WORK TASK: Starting from the first line below, repeat the data exactly through to the last.

[Data about app and page elements]
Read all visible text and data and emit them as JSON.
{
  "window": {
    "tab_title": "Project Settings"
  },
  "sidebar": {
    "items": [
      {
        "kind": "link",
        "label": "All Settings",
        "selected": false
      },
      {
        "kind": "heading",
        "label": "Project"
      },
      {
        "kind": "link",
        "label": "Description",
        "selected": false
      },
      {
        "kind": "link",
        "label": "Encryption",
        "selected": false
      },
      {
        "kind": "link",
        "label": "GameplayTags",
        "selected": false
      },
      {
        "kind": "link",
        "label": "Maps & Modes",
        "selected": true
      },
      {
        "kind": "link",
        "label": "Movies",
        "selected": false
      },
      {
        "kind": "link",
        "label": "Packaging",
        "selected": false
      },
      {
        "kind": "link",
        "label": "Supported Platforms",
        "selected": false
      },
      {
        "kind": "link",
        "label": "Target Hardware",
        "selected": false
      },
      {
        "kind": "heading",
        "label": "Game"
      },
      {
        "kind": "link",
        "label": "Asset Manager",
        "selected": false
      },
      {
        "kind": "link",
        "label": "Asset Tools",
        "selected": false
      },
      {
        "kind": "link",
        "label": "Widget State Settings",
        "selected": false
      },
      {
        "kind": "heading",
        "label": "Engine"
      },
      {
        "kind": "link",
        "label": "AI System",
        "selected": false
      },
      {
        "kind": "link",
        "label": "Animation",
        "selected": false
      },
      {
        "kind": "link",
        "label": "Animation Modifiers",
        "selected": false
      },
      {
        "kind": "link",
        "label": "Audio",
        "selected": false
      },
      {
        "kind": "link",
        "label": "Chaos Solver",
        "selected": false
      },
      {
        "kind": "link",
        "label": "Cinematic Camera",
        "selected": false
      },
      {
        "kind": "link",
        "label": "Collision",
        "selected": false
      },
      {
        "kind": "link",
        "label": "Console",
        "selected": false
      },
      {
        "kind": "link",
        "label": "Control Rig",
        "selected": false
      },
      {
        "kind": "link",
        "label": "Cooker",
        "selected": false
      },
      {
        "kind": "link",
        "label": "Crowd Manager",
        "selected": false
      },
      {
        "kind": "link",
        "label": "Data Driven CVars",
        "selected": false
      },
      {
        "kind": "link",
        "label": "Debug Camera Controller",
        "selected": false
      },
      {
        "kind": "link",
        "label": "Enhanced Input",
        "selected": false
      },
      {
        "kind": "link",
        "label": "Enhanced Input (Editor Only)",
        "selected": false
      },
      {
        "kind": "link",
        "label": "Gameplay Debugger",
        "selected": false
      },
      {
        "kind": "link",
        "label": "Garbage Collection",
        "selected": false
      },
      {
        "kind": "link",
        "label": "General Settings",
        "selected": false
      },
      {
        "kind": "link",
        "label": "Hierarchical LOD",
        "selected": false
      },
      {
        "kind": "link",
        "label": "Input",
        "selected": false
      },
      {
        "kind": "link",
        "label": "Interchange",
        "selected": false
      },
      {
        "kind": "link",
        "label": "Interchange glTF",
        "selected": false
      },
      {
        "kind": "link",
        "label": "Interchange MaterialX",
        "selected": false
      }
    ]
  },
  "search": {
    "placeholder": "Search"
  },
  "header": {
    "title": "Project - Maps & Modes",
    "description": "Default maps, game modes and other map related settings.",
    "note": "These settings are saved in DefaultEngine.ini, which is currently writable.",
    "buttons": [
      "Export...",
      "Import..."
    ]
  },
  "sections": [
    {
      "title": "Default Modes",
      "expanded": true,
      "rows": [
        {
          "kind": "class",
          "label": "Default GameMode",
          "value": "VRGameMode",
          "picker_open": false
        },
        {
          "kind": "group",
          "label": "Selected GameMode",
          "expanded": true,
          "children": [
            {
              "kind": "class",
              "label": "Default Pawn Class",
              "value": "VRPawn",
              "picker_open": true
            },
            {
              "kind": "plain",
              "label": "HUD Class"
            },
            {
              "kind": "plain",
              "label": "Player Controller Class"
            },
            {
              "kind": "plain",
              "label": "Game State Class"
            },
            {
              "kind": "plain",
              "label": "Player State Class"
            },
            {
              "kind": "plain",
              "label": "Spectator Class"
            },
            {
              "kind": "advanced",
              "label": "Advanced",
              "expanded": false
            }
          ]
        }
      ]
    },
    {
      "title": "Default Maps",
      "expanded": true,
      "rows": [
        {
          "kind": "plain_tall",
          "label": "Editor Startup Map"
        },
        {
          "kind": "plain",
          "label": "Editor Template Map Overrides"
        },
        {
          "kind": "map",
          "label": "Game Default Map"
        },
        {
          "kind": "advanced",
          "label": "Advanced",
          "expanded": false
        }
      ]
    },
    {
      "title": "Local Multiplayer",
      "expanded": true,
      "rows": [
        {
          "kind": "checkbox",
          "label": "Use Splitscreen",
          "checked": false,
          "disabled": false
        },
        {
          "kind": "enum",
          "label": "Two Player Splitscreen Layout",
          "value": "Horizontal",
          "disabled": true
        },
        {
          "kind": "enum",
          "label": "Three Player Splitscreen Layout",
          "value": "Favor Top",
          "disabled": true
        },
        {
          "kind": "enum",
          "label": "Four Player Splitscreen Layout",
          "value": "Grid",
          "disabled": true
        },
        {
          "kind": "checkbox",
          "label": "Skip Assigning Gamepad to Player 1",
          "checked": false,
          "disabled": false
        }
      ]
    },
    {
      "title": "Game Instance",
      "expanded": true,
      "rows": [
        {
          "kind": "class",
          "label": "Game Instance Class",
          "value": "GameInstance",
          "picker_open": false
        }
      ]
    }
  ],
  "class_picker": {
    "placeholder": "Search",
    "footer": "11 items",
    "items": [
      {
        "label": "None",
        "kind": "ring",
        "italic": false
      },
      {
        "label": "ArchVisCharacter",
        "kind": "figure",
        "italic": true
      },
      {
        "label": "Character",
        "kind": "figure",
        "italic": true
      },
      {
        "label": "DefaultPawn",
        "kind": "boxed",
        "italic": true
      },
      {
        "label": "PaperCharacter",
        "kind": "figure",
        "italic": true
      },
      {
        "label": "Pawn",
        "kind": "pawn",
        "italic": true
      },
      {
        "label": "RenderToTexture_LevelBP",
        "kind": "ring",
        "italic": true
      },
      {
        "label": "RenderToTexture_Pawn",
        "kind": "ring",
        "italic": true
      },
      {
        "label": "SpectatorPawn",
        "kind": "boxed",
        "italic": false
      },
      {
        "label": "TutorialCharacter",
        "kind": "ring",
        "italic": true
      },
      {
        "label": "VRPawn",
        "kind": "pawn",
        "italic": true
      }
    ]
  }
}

RESULT OF THIS TASK:
Read all visible text and data and emit them as JSON.
{
  "window": {
    "tab_title": "Project Settings"
  },
  "sidebar": {
    "items": [
      {
        "kind": "link",
        "label": "All Settings",
        "selected": false
      },
      {
        "kind": "heading",
        "label": "Project"
      },
      {
        "kind": "link",
        "label": "Description",
        "selected": false
      },
      {
        "kind": "link",
        "label": "Encryption",
        "selected": false
      },
      {
        "kind": "link",
        "label": "GameplayTags",
        "selected": false
      },
      {
        "kind": "link",
        "label": "Maps & Modes",
        "selected": true
      },
      {
        "kind": "link",
        "label": "Movies",
        "selected": false
      },
      {
        "kind": "link",
        "label": "Packaging",
        "selected": false
      },
      {
        "kind": "link",
        "label": "Supported Platforms",
        "selected": false
      },
      {
        "kind": "link",
        "label": "Target Hardware",
        "selected": false
      },
      {
        "kind": "heading",
        "label": "Game"
      },
      {
        "kind": "link",
        "label": "Asset Manager",
        "selected": false
      },
      {
        "kind": "link",
        "label": "Asset Tools",
        "selected": false
      },
      {
        "kind": "link",
        "label": "Widget State Settings",
        "selected": false
      },
      {
        "kind": "heading",
        "label": "Engine"
      },
      {
        "kind": "link",
        "label": "AI System",
        "selected": false
      },
      {
        "kind": "link",
        "label": "Animation",
        "selected": false
      },
      {
        "kind": "link",
        "label": "Animation Modifiers",
        "selected": false
      },
      {
        "kind": "link",
        "label": "Audio",
        "selected": false
      },
      {
        "kind": "link",
        "label": "Chaos Solver",
        "selected": false
      },
      {
        "kind": "link",
        "label": "Cinematic Camera",
        "selected": false
      },
      {
        "kind": "link",
        "label": "Collision",
        "selected": false
      },
      {
        "kind": "link",
        "label": "Console",
        "selected": false
      },
      {
        "kind": "link",
        "label": "Control Rig",
        "selected": false
      },
      {
        "kind": "link",
        "label": "Cooker",
        "selected": false
      },
      {
        "kind": "link",
        "label": "Crowd Manager",
        "selected": false
      },
      {
        "kind": "link",
        "label": "Data Driven CVars",
        "selected": false
      },
      {
        "kind": "link",
        "label": "Debug Camera Controller",
        "selected": false
      },
      {
        "kind": "link",
        "label": "Enhanced Input",
        "selected": false
      },
      {
        "kind": "link",
        "label": "Enhanced Input (Editor Only)",
        "selected": false
      },
      {
        "kind": "link",
        "label": "Gameplay Debugger",
        "selected": false
      },
      {
        "kind": "link",
        "label": "Garbage Collection",
        "selected": false
      },
      {
        "kind": "link",
        "label": "General Settings",
        "selected": false
      },
      {
        "kind": "link",
        "label": "Hierarchical LOD",
        "selected": false
      },
      {
        "kind": "link",
        "label": "Input",
        "selected": false
      },
      {
        "kind": "link",
        "label": "Interchange",
        "selected": false
      },
      {
        "kind": "link",
        "label": "Interchange glTF",
        "selected": false
      },
      {
        "kind": "link",
        "label": "Interchange MaterialX",
        "selected": false
      }
    ]
  },
  "search": {
    "placeholder": "Search"
  },
  "header": {
    "title": "Project - Maps & Modes",
    "description": "Default maps, game modes and other map related settings.",
    "note": "These settings are saved in DefaultEngine.ini, which is currently writable.",
    "buttons": [
      "Export...",
      "Import..."
    ]
  },
  "sections": [
    {
      "title": "Default Modes",
      "expanded": true,
      "rows": [
        {
          "kind": "class",
          "label": "Default GameMode",
          "value": "VRGameMode",
          "picker_open": false
        },
        {
          "kind": "group",
          "label": "Selected GameMode",
          "expanded": true,
          "children": [
            {
              "kind": "class",
              "label": "Default Pawn Class",
              "value": "VRPawn",
              "picker_open": true
            },
            {
              "kind": "plain",
              "label": "HUD Class"
            },
            {
              "kind": "plain",
              "label": "Player Controller Class"
            },
            {
              "kind": "plain",
              "label": "Game State Class"
            },
            {
              "kind": "plain",
              "label": "Player State Class"
            },
            {
              "kind": "plain",
              "label": "Spectator Class"
            },
            {
              "kind": "advanced",
              "label": "Advanced",
              "expanded": false
            }
          ]
        }
      ]
    },
    {
      "title": "Default Maps",
      "expanded": true,
      "rows": [
        {
          "kind": "plain_tall",
          "label": "Editor Startup Map"
        },
        {
          "kind": "plain",
          "label": "Editor Template Map Overrides"
        },
        {
          "kind": "map",
          "label": "Game Default Map"
        },
        {
          "kind": "advanced",
          "label": "Advanced",
          "expanded": false
        }
      ]
    },
    {
      "title": "Local Multiplayer",
      "expanded": true,
      "rows": [
        {
          "kind": "checkbox",
          "label": "Use Splitscreen",
          "checked": false,
          "disabled": false
        },
        {
          "kind": "enum",
          "label": "Two Player Splitscreen Layout",
          "value": "Horizontal",
          "disabled": true
        },
        {
          "kind": "enum",
          "label": "Three Player Splitscreen Layout",
          "value": "Favor Top",
          "disabled": true
        },
        {
          "kind": "enum",
          "label": "Four Player Splitscreen Layout",
          "value": "Grid",
          "disabled": true
        },
        {
          "kind": "checkbox",
          "label": "Skip Assigning Gamepad to Player 1",
          "checked": false,
          "disabled": false
        }
      ]
    },
    {
      "title": "Game Instance",
      "expanded": true,
      "rows": [
        {
          "kind": "class",
          "label": "Game Instance Class",
          "value": "GameInstance",
          "picker_open": false
        }
      ]
    }
  ],
  "class_picker": {
    "placeholder": "Search",
    "footer": "11 items",
    "items": [
      {
        "label": "None",
        "kind": "ring",
        "italic": false
      },
      {
        "label": "ArchVisCharacter",
        "kind": "figure",
        "italic": true
      },
      {
        "label": "Character",
        "kind": "figure",
        "italic": true
      },
      {
        "label": "DefaultPawn",
        "kind": "boxed",
        "italic": true
      },
      {
        "label": "PaperCharacter",
        "kind": "figure",
        "italic": true
      },
      {
        "label": "Pawn",
        "kind": "pawn",
        "italic": true
      },
      {
        "label": "RenderToTexture_LevelBP",
        "kind": "ring",
        "italic": true
      },
      {
        "label": "RenderToTexture_Pawn",
        "kind": "ring",
        "italic": true
      },
      {
        "label": "SpectatorPawn",
        "kind": "boxed",
        "italic": false
      },
      {
        "label": "TutorialCharacter",
        "kind": "ring",
        "italic": true
      },
      {
        "label": "VRPawn",
        "kind": "pawn",
        "italic": true
      }
    ]
  }
}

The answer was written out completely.